What to work on:
Would you please output the data exactly, omitting no line?

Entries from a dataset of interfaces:

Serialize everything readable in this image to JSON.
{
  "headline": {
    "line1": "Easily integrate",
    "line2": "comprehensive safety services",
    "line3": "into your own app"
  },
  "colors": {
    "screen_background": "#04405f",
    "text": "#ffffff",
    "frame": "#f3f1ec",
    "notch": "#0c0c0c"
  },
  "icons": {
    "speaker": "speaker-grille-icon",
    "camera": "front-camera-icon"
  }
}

Result for this exercise:
Serialize everything readable in this image to JSON.
{
  "headline": {
    "line1": "Easily integrate",
    "line2": "comprehensive safety services",
    "line3": "into your own app"
  },
  "colors": {
    "screen_background": "#04405f",
    "text": "#ffffff",
    "frame": "#f3f1ec",
    "notch": "#0c0c0c"
  },
  "icons": {
    "speaker": "speaker-grille-icon",
    "camera": "front-camera-icon"
  }
}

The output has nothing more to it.